Last month a study was published in Ecology Letters, looking at the lakes of North America and Europe.
It found that populations of cyanobacteria, better known as blue-green algae have increased significantly since the 1800s, confirming fears of a significant danger to our environment. This overgrowth of algae starves the water of oxygen and suffocates marine life around it. But how has this overgrowth come about?
The answer is relatively simple. Through the invention of industrial fertilizer as part of the rise of intensive farming, nitrogen was subsequently introduced into the food chain, consumed by the population and then excreted into the wastewater. This was later true of phosphorous too, as the harmful chemical was used in more and more agricultural and industrial techniques and products. The release of these nutrients into our wastewater increases the proliferation of algae.
In the last 20 years scientists have worked to solve this problem by accelerating the natural biological process that occurs during sewage treatment. They have termed it Biological Nutrient Removal (BNR). Through this technology the microbes that consume the nutrients in sewage are encouraged to consume greater quantities through the control of the quantity and timing of their oxygen supply. This has proven a far more efficient way of dealing with our sewage, however it is still not enough to remove the vast quantities of nitrogen and phosphorous still getting through the process. This currently requires something called ‘chemical dosing’ where the wastewater is dosed with a chemical that can remove nitrogen and phosphorous. The chemical is ferric oxide, better known as iron. This method was able to stall the problem momentarily but, in the UK and the rest of the developed world iron filings are becoming more expensive. This combined with the costs to remove the iron from the treated water has rendered the practice unsustainable.
Currently governments in developed countries have a requirement for the volume of effluent allowed to remain in the treated water. Typically raw sewage arrives at a treatment plant with 7-12mg of phosphorous per litre. This must come down to a minimum of 2mg per litre in the treated water. Up to now chemical dosing has been able to achieve this, however with the rising cost of iron filings combined with expensive treatment to remove the iron filings from the treated water the process is looking far less attractive.
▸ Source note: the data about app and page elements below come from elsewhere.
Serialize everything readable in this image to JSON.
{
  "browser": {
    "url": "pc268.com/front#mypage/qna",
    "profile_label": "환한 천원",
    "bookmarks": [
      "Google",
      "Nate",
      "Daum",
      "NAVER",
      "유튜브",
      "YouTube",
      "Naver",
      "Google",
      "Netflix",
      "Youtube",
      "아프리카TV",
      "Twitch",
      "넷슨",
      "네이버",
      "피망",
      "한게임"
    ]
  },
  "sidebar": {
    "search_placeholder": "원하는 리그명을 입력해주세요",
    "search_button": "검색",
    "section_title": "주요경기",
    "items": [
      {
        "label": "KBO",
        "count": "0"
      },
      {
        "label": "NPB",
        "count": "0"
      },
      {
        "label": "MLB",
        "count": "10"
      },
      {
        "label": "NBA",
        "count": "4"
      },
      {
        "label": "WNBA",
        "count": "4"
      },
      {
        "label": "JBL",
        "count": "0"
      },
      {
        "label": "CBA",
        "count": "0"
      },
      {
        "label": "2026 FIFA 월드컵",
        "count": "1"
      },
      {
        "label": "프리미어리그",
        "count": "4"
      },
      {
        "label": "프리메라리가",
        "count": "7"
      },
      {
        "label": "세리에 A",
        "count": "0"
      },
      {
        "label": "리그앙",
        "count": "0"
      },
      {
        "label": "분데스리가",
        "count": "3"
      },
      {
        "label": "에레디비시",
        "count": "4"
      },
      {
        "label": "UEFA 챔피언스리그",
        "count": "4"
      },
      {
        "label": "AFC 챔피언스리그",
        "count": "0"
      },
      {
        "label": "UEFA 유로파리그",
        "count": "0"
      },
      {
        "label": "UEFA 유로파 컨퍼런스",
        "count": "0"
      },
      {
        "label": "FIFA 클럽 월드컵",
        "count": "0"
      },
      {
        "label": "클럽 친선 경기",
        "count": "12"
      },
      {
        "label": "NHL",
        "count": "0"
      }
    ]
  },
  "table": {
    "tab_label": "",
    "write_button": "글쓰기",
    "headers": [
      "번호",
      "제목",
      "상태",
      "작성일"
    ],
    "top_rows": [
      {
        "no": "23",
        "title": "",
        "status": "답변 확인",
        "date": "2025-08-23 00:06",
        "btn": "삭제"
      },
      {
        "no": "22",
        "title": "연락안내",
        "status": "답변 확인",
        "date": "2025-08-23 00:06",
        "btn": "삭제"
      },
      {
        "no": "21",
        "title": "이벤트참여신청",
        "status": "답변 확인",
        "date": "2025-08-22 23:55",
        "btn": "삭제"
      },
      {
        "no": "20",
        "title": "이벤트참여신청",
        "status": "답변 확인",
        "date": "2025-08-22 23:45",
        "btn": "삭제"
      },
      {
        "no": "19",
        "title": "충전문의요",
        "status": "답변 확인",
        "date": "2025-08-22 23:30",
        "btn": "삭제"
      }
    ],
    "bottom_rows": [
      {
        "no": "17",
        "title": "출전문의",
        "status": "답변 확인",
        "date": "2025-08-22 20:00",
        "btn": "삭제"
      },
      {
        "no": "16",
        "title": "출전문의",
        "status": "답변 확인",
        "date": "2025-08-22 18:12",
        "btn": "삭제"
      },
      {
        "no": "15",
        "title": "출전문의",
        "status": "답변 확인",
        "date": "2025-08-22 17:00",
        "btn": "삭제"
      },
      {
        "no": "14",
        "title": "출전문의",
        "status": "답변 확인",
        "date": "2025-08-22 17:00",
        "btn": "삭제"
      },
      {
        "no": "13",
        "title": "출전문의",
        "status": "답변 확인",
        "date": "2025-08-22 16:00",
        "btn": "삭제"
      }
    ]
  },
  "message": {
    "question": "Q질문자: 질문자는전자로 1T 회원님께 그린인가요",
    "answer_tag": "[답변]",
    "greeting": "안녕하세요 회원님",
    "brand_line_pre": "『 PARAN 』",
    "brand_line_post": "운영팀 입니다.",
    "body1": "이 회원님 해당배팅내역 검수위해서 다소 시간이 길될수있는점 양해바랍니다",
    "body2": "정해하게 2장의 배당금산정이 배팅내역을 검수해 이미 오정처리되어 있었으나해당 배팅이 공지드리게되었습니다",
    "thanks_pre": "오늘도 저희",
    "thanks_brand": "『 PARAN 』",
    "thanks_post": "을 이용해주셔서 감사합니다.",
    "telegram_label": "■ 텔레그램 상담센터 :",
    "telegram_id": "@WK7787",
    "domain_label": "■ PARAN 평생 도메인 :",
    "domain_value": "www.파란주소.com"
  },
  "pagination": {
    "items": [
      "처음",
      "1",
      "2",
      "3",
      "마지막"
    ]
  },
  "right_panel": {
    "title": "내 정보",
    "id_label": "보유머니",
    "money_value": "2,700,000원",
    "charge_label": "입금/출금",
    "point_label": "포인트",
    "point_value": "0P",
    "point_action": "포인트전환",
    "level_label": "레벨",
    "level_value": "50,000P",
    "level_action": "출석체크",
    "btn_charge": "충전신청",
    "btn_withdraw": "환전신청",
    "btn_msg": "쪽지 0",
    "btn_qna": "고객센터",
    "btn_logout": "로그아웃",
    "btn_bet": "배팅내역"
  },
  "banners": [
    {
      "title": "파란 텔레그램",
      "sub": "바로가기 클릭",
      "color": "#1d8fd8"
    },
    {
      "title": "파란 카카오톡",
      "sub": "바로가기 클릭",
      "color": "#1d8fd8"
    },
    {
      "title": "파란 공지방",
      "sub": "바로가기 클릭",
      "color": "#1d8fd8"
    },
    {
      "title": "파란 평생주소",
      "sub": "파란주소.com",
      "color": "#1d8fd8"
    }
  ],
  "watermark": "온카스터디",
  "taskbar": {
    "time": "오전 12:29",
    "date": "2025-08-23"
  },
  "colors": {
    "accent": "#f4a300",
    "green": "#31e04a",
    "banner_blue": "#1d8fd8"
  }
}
However this is not the final nail in the coffin. The developed world, led by Europe and the United States has recognized that phosphorous at a level of 2mg in our treated water is still causing untold damage to the environment and is no longer acceptable. The phosphorous still combines with nitrogen to encourage the growth of algae that continue to use up all available oxygen in the water.
What then, is the solution? At Plantwork Systems, our answer to this problem is called NUTREM, an important advancement in Biological Nutrient Removal that reduces phosphorous in the treated water to below 0.5mg per litre and nitrogen below 10mg per litre. NUTREM is a fully working solution to the problem of blue-green algae that has been outlined in this recent study. More information on NUTREM and our advances in Biological Nutrient Removal can be found here.